Sacred Cow Driven Change
At multiple points in a transformation, the program / company will plateau. Consider looking to the corporate sacred cows to invigorate the transformation and breakthrough the plateau.
In leading transformations, you need to rely on your instincts and know when to be provocative, and when to live to fight another day. In the teams that I lead, we refer to these moments as “The Gambler”, named after the Kenny Rogers song and the memorable lyric “you gotta know when to hold’em and know when to fold’em.” Change Leaders must maintain a connection with the program stakeholders and the business environment to recognize “The Gambler” and take the most fitting actions.
One technique when its time to hold’em is to address a sacred cow in the company. This could be a sacred cow from any of the domains of transformation (outlined in a previous post here). Perhaps, the program has a leadership challenge, or perhaps the business model is not as compelling as suggested by industry perspectives, or maybe the “not invented here” syndrome is pervasive. Some people refer to these issues as “the emperor has no clothes”. If you see your transformation stalled, idle, or in a plateau, a sacred cow can be an effective “sacrificial lamb” to get the program out of paralysis.

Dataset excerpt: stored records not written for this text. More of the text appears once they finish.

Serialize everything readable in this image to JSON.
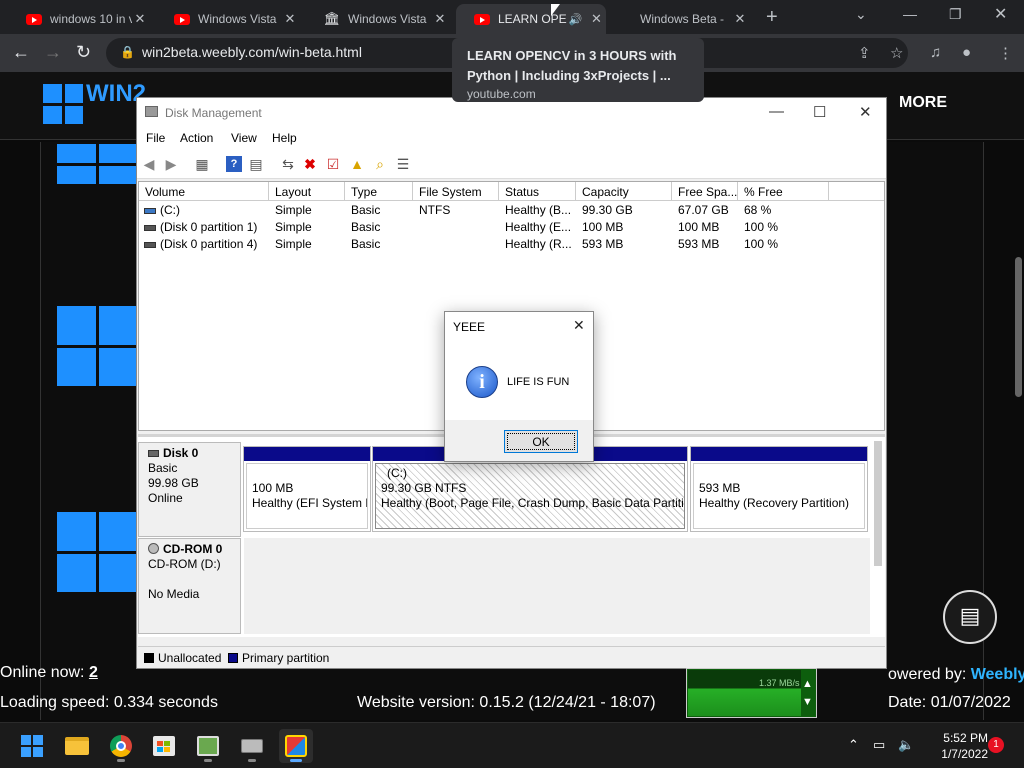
{
  "browser": {
    "tabs": [
      {
        "title": "windows 10 in v",
        "favicon": "youtube-icon"
      },
      {
        "title": "Windows Vista",
        "favicon": "youtube-icon"
      },
      {
        "title": "Windows Vista",
        "favicon": "museum-icon"
      },
      {
        "title": "LEARN OPE",
        "favicon": "youtube-icon",
        "audio": "speaker-icon"
      },
      {
        "title": "Windows Beta -",
        "favicon": "none"
      }
    ],
    "url": "win2beta.weebly.com/win-beta.html",
    "hovercard": {
      "title": "LEARN OPENCV in 3 HOURS with Python | Including 3xProjects | ...",
      "domain": "youtube.com"
    }
  },
  "site": {
    "brand": "WIN2",
    "nav_more": "MORE",
    "online_label": "Online now: ",
    "online_count": "2",
    "loading": "Loading speed: 0.334 seconds",
    "version": "Website version: 0.15.2 (12/24/21 - 18:07)",
    "powered_prefix": "owered by: ",
    "powered_brand": "Weebly",
    "date": "Date: 01/07/2022"
  },
  "disk_management": {
    "title": "Disk Management",
    "menu": [
      "File",
      "Action",
      "View",
      "Help"
    ],
    "columns": [
      "Volume",
      "Layout",
      "Type",
      "File System",
      "Status",
      "Capacity",
      "Free Spa...",
      "% Free"
    ],
    "volumes": [
      {
        "volume": "(C:)",
        "layout": "Simple",
        "type": "Basic",
        "fs": "NTFS",
        "status": "Healthy (B...",
        "capacity": "99.30 GB",
        "free": "67.07 GB",
        "pct": "68 %"
      },
      {
        "volume": "(Disk 0 partition 1)",
        "layout": "Simple",
        "type": "Basic",
        "fs": "",
        "status": "Healthy (E...",
        "capacity": "100 MB",
        "free": "100 MB",
        "pct": "100 %"
      },
      {
        "volume": "(Disk 0 partition 4)",
        "layout": "Simple",
        "type": "Basic",
        "fs": "",
        "status": "Healthy (R...",
        "capacity": "593 MB",
        "free": "593 MB",
        "pct": "100 %"
      }
    ],
    "disk0": {
      "name": "Disk 0",
      "type": "Basic",
      "size": "99.98 GB",
      "state": "Online",
      "partitions": [
        {
          "line1": "100 MB",
          "line2": "Healthy (EFI System P",
          "line0": ""
        },
        {
          "line0": "(C:)",
          "line1": "99.30 GB NTFS",
          "line2": "Healthy (Boot, Page File, Crash Dump, Basic Data Partition)"
        },
        {
          "line1": "593 MB",
          "line2": "Healthy (Recovery Partition)",
          "line0": ""
        }
      ]
    },
    "cdrom": {
      "name": "CD-ROM 0",
      "drive": "CD-ROM (D:)",
      "media": "No Media"
    },
    "legend": {
      "unallocated": "Unallocated",
      "primary": "Primary partition"
    }
  },
  "msgbox": {
    "title": "YEEE",
    "message": "LIFE IS FUN",
    "ok": "OK"
  },
  "netmon": {
    "rate": "1.37 MB/s"
  },
  "taskbar": {
    "apps": [
      "start-icon",
      "file-explorer-icon",
      "chrome-icon",
      "store-icon",
      "app-installer-icon",
      "disk-management-icon",
      "python-app-icon"
    ],
    "time": "5:52 PM",
    "date": "1/7/2022",
    "notifications": "1"
  }
}
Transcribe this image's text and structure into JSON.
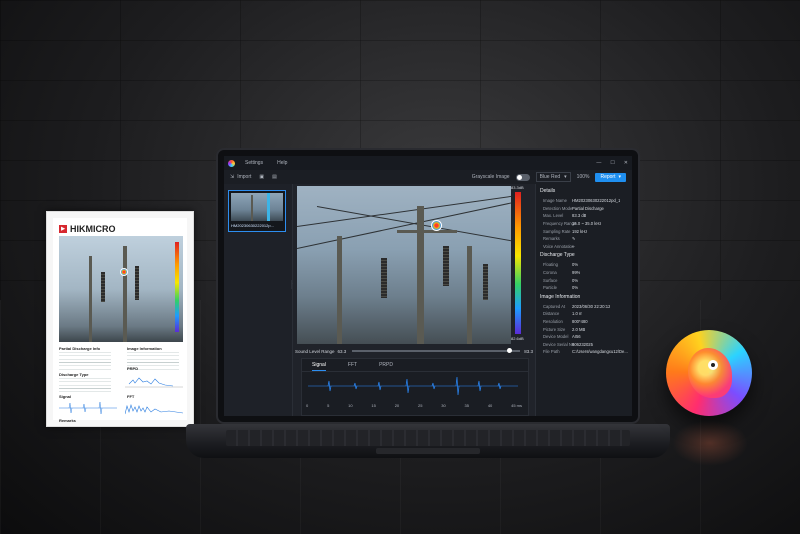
{
  "app": {
    "menu": [
      "Settings",
      "Help"
    ],
    "window_controls": [
      "—",
      "☐",
      "✕"
    ]
  },
  "toolbar": {
    "import_label": "Import",
    "grayscale_label": "Grayscale Image",
    "palette_label": "Blue Red",
    "zoom": "100%",
    "report_label": "Report"
  },
  "thumbnail": {
    "label": "HM20230630222012p..."
  },
  "viewer": {
    "scale_max": "83.3dB",
    "scale_min": "82.6dB",
    "sound_level_label": "Sound Level Range",
    "sound_level_min": "63.3",
    "sound_level_max": "83.3",
    "sound_level_fraction": 0.92
  },
  "wave_tabs": [
    "Signal",
    "FFT",
    "PRPD"
  ],
  "wave_axis": [
    "0",
    "5",
    "10",
    "15",
    "20",
    "25",
    "30",
    "35",
    "40",
    "45 ms"
  ],
  "details": {
    "title": "Details",
    "rows": [
      {
        "k": "Image Name",
        "v": "HM20230630222012pd_1"
      },
      {
        "k": "Detection Mode",
        "v": "Partial Discharge"
      },
      {
        "k": "Max. Level",
        "v": "83.3 dB"
      },
      {
        "k": "Frequency Range",
        "v": "15.0 ~ 35.0 kHz"
      },
      {
        "k": "Sampling Rate",
        "v": "192 kHz"
      },
      {
        "k": "Remarks",
        "v": "✎"
      },
      {
        "k": "Voice Annotation",
        "v": "--"
      }
    ]
  },
  "discharge": {
    "title": "Discharge Type",
    "rows": [
      {
        "k": "Floating",
        "v": "0%"
      },
      {
        "k": "Corona",
        "v": "99%"
      },
      {
        "k": "Surface",
        "v": "0%"
      },
      {
        "k": "Particle",
        "v": "0%"
      }
    ]
  },
  "image_info": {
    "title": "Image Information",
    "rows": [
      {
        "k": "Captured At",
        "v": "2023/06/30 22:20:12"
      },
      {
        "k": "Distance",
        "v": "1.0 m"
      },
      {
        "k": "Resolution",
        "v": "800*480"
      },
      {
        "k": "Picture Size",
        "v": "2.0 MB"
      },
      {
        "k": "Device Model",
        "v": "AI56"
      },
      {
        "k": "Device Serial No.",
        "v": "906232025"
      },
      {
        "k": "File Path",
        "v": "C:/Users/wangdangxu12/De..."
      }
    ]
  },
  "paper": {
    "brand": "HIKMICRO",
    "sections": [
      "Partial Discharge Info",
      "Image Information",
      "Discharge Type",
      "PRPD",
      "Signal",
      "FFT",
      "Remarks"
    ]
  },
  "colors": {
    "accent": "#1f8ff0",
    "panel": "#1b1e24"
  }
}
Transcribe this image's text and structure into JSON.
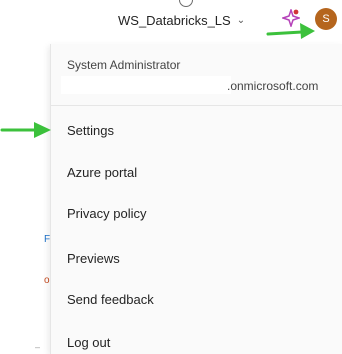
{
  "header": {
    "workspace_name": "WS_Databricks_LS",
    "workspace_chevron": "⌄",
    "avatar_initial": "S",
    "icons": {
      "partial": "circle-icon",
      "copilot": "sparkle-icon",
      "chevron": "chevron-down-icon"
    },
    "colors": {
      "avatar": "#b5651d",
      "sparkle": "#b542b9",
      "notification_dot": "#d13438"
    }
  },
  "account_menu": {
    "role": "System Administrator",
    "email_suffix": ".onmicrosoft.com",
    "items": [
      {
        "label": "Settings"
      },
      {
        "label": "Azure portal"
      },
      {
        "label": "Privacy policy"
      },
      {
        "label": "Previews"
      },
      {
        "label": "Send feedback"
      },
      {
        "label": "Log out"
      }
    ]
  },
  "background": {
    "fragment_f": "F",
    "fragment_o": "o",
    "fragment_dash": "–"
  },
  "annotations": {
    "arrow_color": "#3cc13c",
    "arrows": [
      "arrow-to-avatar",
      "arrow-to-settings"
    ]
  }
}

A change leader’s ability to apply this technique is also heavily reliant upon the relationships they have built throughout their environment. Imagine a new change leader with no relationship, or even bad relationships trying to challenge a sacred cow. It is not hard to speculate how that dialog may play out. You may have experienced this in your transformation experiences. When change leaders approach a sacred cow without the requisite trust in their relationships, they undermine their leadership and influence. Comments like “why should we listen to johnny-new-guy? We have been successful for years without their ideas” can be heard by the water cooler. Frequently, the discussion turns to the lack of confidence in the leader or the fear of change”, resistance to the change rises, and the sacred cow becomes further entrenched.
Contrast this with a discussion of sacred cows amongst two or three leaders with a strong relationship as reflected by a high degree of trust and respect for each other. Defenses are down, and the sacred cow can be discussed in hypothetical terms, frequently resulting in “mind-expanding discussion” and a potential breakthrough for the program.
If your transformation is stalled. If you are facing “the Gambler” and find yourself folding your cards over and over again, look to your trusted relationships and consider if they are strong enough to withstand a sacred cow discussion. If they are, engage the leadership opportunity, create a non-threatening environment, disarm the potential negative emotional reactions of a sacred cow discussion and make your wager. Lead the change, breakthrough the plateau and invigorate the transformation to a new level.